**Task details:**
Among the entries below, find all lines that include "with" and copy them.

**Records for this task:**
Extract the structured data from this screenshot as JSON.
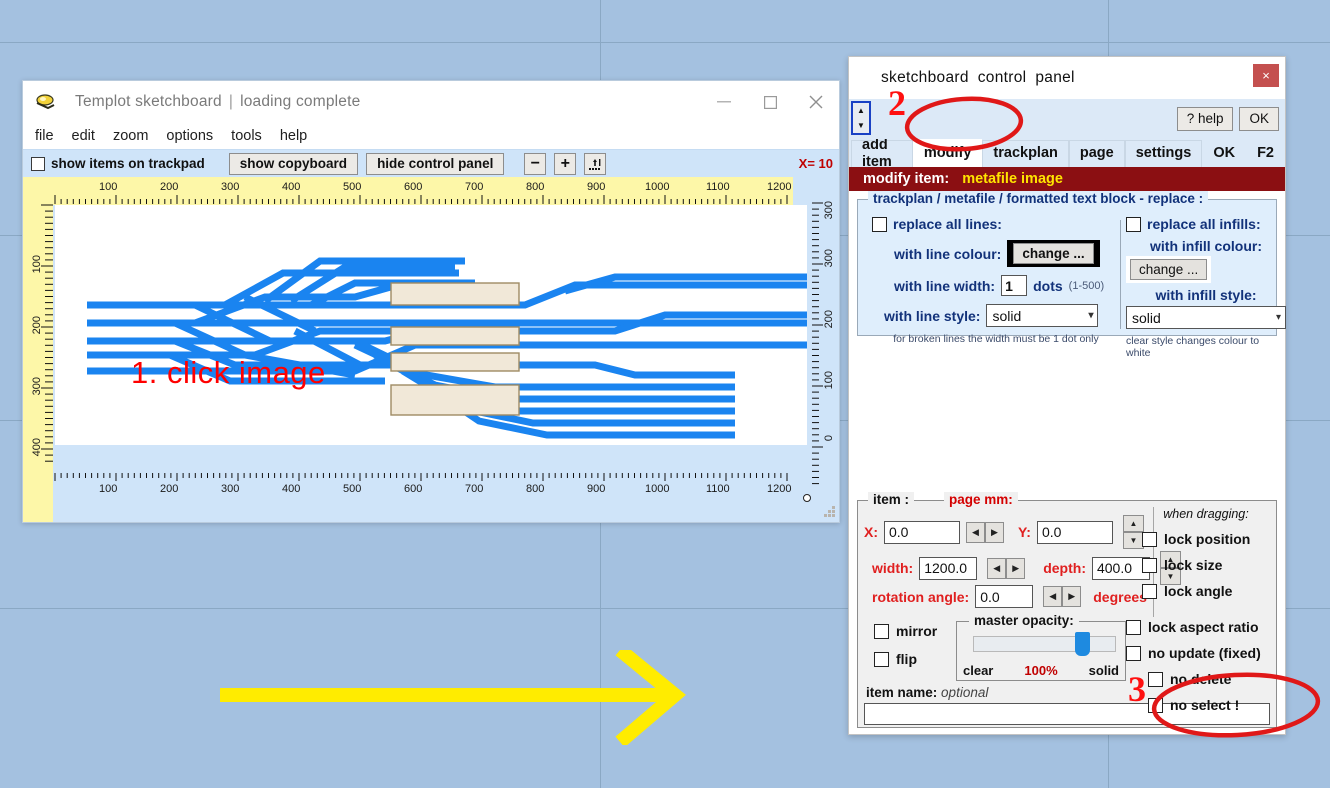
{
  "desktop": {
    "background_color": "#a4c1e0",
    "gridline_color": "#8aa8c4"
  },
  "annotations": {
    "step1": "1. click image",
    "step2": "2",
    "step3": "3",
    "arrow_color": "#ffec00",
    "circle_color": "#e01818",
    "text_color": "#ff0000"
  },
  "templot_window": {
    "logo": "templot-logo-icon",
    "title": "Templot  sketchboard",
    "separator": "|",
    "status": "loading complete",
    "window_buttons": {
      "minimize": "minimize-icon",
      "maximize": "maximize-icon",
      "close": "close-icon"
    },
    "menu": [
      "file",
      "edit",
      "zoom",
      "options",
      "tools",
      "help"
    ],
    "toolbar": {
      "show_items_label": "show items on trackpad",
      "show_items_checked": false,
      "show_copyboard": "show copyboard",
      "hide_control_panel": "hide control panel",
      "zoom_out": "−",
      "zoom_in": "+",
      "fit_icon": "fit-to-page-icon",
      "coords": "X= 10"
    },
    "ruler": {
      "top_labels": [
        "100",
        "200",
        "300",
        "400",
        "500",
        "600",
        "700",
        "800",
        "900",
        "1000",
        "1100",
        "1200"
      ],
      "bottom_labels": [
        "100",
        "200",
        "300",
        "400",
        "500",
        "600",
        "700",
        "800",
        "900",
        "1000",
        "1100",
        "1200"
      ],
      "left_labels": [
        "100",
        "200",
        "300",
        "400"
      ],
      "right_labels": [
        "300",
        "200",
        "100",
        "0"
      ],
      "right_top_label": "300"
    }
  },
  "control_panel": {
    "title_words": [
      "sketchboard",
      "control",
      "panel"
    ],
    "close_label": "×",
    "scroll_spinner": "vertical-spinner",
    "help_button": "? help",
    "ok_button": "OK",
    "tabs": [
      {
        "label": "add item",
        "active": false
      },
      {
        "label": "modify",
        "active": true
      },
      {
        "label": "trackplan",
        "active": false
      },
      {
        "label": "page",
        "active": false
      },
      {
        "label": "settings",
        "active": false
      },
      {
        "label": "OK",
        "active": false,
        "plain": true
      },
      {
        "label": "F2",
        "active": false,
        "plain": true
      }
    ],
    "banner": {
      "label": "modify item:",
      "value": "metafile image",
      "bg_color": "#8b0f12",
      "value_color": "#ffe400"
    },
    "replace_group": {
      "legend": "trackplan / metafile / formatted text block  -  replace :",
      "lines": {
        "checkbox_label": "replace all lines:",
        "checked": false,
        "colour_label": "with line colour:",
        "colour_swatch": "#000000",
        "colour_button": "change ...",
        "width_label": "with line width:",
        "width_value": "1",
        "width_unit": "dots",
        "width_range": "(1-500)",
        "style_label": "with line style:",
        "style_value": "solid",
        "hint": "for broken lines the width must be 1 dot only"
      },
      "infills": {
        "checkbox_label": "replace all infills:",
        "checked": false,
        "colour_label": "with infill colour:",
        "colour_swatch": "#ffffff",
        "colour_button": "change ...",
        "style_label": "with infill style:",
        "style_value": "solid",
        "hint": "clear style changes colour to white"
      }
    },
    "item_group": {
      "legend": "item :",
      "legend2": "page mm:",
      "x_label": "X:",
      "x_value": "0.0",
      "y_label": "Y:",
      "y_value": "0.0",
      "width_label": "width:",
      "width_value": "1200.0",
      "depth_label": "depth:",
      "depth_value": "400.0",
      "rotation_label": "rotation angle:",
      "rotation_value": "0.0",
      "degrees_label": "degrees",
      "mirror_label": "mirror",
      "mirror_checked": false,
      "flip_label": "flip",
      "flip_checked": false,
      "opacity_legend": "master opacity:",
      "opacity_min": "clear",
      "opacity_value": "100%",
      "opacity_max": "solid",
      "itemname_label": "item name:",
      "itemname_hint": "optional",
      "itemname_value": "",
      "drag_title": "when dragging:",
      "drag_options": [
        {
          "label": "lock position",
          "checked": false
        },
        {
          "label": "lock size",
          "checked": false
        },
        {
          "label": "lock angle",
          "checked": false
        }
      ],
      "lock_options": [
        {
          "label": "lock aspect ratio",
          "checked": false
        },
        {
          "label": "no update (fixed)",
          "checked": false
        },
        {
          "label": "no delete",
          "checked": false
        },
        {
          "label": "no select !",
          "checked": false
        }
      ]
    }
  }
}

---

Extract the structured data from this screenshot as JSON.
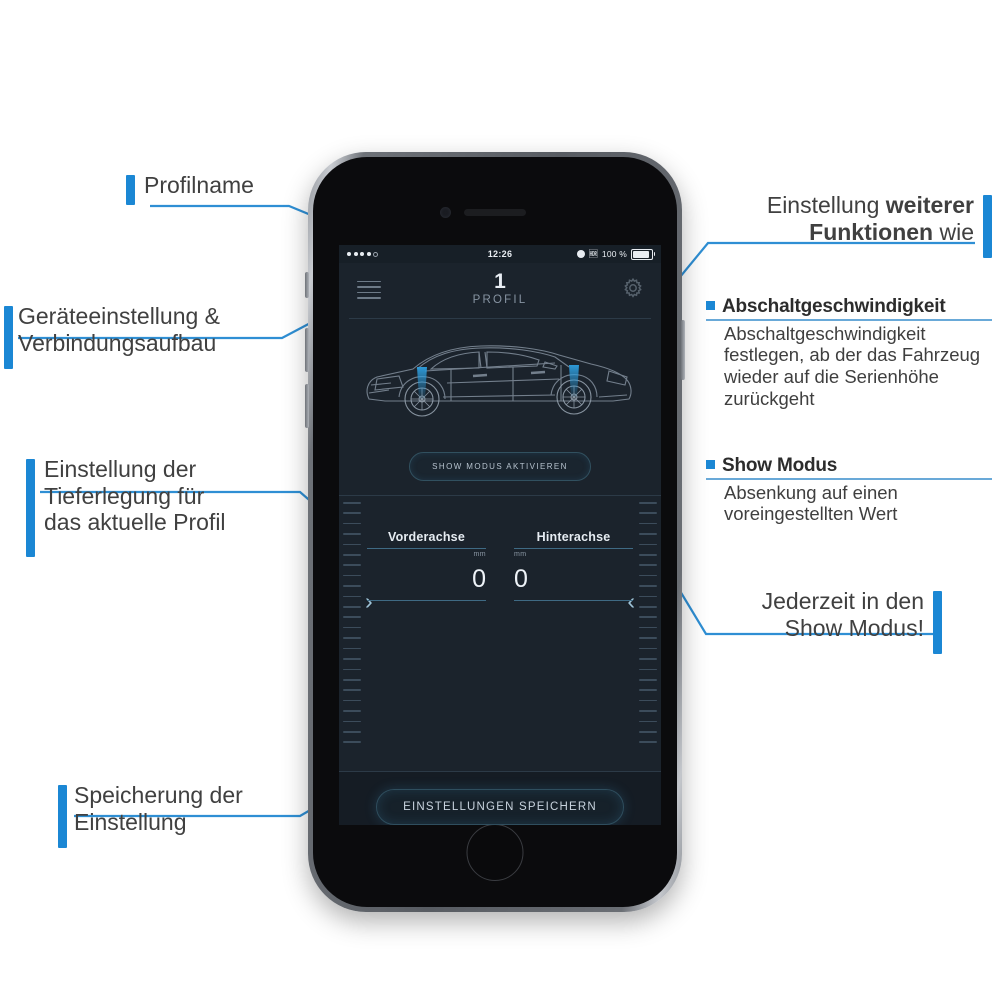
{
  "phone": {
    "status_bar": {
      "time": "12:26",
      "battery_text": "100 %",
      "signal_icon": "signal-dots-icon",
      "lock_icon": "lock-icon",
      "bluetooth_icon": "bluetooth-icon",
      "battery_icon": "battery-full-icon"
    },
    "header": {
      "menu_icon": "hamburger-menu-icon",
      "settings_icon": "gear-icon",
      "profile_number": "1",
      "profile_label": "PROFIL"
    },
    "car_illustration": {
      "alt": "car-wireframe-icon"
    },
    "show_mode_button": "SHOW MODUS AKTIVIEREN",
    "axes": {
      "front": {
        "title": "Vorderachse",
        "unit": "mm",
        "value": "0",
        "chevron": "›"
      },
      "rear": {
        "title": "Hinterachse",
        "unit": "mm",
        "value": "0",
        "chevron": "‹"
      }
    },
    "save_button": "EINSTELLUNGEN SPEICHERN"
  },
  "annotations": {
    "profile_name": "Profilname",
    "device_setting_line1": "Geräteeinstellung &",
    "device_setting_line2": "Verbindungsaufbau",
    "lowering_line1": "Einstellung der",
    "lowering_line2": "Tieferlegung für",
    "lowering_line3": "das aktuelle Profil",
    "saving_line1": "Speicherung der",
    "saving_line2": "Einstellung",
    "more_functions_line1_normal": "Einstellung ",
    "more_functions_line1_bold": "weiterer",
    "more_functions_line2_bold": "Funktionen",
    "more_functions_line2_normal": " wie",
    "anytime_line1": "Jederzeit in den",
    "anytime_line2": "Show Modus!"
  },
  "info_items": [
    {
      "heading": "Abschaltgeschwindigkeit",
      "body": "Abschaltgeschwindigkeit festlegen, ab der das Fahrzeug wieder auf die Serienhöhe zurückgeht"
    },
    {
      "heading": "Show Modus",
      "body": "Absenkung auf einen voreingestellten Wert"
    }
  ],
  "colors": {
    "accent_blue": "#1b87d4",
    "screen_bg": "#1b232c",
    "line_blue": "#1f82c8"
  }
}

**Exercise output:**
        "colour_label": "with line colour:",
        "width_label": "with line width:",
        "style_label": "with line style:",
        "colour_label": "with infill colour:",
        "style_label": "with infill style:",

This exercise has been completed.